WORK TO COMPLETE -> Return the data below in full, matching every line exactly.

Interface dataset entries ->

[Start of Attachment]

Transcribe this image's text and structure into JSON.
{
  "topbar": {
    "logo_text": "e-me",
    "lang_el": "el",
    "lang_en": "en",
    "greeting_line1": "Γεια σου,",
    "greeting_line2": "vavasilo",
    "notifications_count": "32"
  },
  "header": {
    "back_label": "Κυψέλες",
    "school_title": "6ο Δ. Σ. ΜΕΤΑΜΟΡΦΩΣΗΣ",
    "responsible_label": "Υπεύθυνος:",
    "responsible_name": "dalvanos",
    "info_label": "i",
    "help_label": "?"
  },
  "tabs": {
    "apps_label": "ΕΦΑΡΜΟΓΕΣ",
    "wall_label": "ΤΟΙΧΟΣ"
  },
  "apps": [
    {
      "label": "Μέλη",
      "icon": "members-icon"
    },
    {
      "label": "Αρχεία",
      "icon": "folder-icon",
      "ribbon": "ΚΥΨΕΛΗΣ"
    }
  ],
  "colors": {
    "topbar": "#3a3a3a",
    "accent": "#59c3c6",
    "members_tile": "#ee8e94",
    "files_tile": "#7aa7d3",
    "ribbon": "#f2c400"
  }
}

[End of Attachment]

REPLY ->
Transcribe this image's text and structure into JSON.
{
  "topbar": {
    "logo_text": "e-me",
    "lang_el": "el",
    "lang_en": "en",
    "greeting_line1": "Γεια σου,",
    "greeting_line2": "vavasilo",
    "notifications_count": "32"
  },
  "header": {
    "back_label": "Κυψέλες",
    "school_title": "6ο Δ. Σ. ΜΕΤΑΜΟΡΦΩΣΗΣ",
    "responsible_label": "Υπεύθυνος:",
    "responsible_name": "dalvanos",
    "info_label": "i",
    "help_label": "?"
  },
  "tabs": {
    "apps_label": "ΕΦΑΡΜΟΓΕΣ",
    "wall_label": "ΤΟΙΧΟΣ"
  },
  "apps": [
    {
      "label": "Μέλη",
      "icon": "members-icon"
    },
    {
      "label": "Αρχεία",
      "icon": "folder-icon",
      "ribbon": "ΚΥΨΕΛΗΣ"
    }
  ],
  "colors": {
    "topbar": "#3a3a3a",
    "accent": "#59c3c6",
    "members_tile": "#ee8e94",
    "files_tile": "#7aa7d3",
    "ribbon": "#f2c400"
  }
}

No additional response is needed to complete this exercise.